(DIRECTIONS)
Down to the last line, restate the records word for word, but not the pictures.

(MATERIAL SHOWN)
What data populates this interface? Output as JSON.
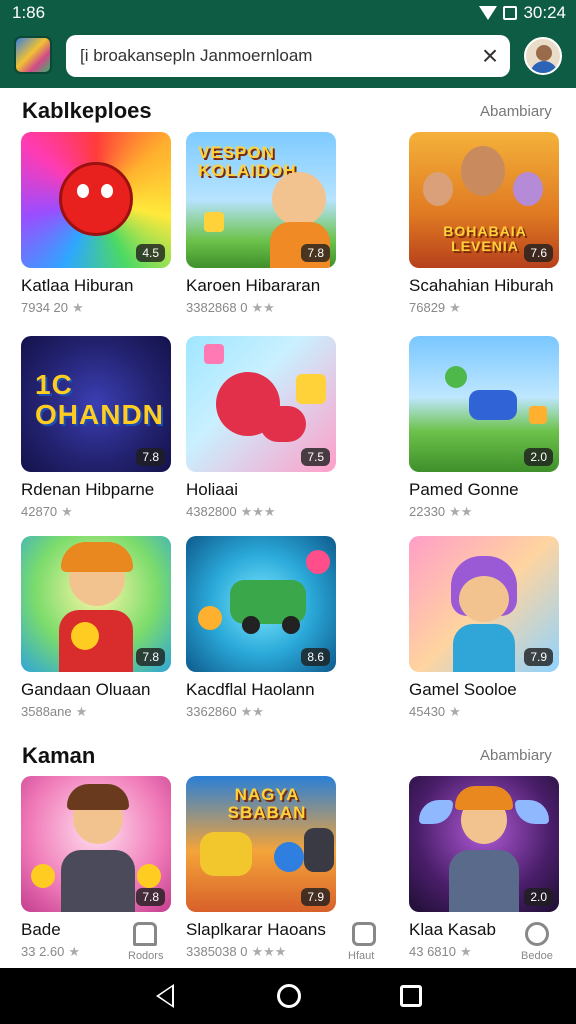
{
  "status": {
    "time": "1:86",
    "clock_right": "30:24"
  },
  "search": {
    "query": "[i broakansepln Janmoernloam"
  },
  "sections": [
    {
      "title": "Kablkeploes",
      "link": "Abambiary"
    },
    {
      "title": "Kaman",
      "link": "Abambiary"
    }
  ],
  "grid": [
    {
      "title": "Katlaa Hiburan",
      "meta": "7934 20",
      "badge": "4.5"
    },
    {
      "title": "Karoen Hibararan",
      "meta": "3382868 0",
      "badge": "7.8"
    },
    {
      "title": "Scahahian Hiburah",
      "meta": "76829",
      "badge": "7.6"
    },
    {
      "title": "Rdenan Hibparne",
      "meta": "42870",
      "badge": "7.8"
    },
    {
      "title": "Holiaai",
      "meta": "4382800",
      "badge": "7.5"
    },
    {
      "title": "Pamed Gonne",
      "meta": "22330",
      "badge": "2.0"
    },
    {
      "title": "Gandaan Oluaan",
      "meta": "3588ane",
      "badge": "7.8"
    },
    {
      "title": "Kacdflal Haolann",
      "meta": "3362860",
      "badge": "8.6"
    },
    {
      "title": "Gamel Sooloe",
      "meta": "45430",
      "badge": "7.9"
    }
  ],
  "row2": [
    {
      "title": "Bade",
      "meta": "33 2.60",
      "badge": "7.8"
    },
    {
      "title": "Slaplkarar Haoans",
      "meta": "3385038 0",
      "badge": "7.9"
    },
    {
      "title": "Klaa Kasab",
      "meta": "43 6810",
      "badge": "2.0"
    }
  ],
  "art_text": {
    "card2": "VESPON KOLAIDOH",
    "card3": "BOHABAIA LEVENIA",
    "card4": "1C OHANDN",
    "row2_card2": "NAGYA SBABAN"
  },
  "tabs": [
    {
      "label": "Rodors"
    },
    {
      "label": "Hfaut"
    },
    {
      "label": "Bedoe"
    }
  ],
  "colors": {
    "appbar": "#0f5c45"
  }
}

(OUTPUT FOR THIS EXERCISE)
What data populates this interface? Output as JSON.
{
  "status": {
    "time": "1:86",
    "clock_right": "30:24"
  },
  "search": {
    "query": "[i broakansepln Janmoernloam"
  },
  "sections": [
    {
      "title": "Kablkeploes",
      "link": "Abambiary"
    },
    {
      "title": "Kaman",
      "link": "Abambiary"
    }
  ],
  "grid": [
    {
      "title": "Katlaa Hiburan",
      "meta": "7934 20",
      "badge": "4.5"
    },
    {
      "title": "Karoen Hibararan",
      "meta": "3382868 0",
      "badge": "7.8"
    },
    {
      "title": "Scahahian Hiburah",
      "meta": "76829",
      "badge": "7.6"
    },
    {
      "title": "Rdenan Hibparne",
      "meta": "42870",
      "badge": "7.8"
    },
    {
      "title": "Holiaai",
      "meta": "4382800",
      "badge": "7.5"
    },
    {
      "title": "Pamed Gonne",
      "meta": "22330",
      "badge": "2.0"
    },
    {
      "title": "Gandaan Oluaan",
      "meta": "3588ane",
      "badge": "7.8"
    },
    {
      "title": "Kacdflal Haolann",
      "meta": "3362860",
      "badge": "8.6"
    },
    {
      "title": "Gamel Sooloe",
      "meta": "45430",
      "badge": "7.9"
    }
  ],
  "row2": [
    {
      "title": "Bade",
      "meta": "33 2.60",
      "badge": "7.8"
    },
    {
      "title": "Slaplkarar Haoans",
      "meta": "3385038 0",
      "badge": "7.9"
    },
    {
      "title": "Klaa Kasab",
      "meta": "43 6810",
      "badge": "2.0"
    }
  ],
  "art_text": {
    "card2": "VESPON KOLAIDOH",
    "card3": "BOHABAIA LEVENIA",
    "card4": "1C OHANDN",
    "row2_card2": "NAGYA SBABAN"
  },
  "tabs": [
    {
      "label": "Rodors"
    },
    {
      "label": "Hfaut"
    },
    {
      "label": "Bedoe"
    }
  ],
  "colors": {
    "appbar": "#0f5c45"
  }
}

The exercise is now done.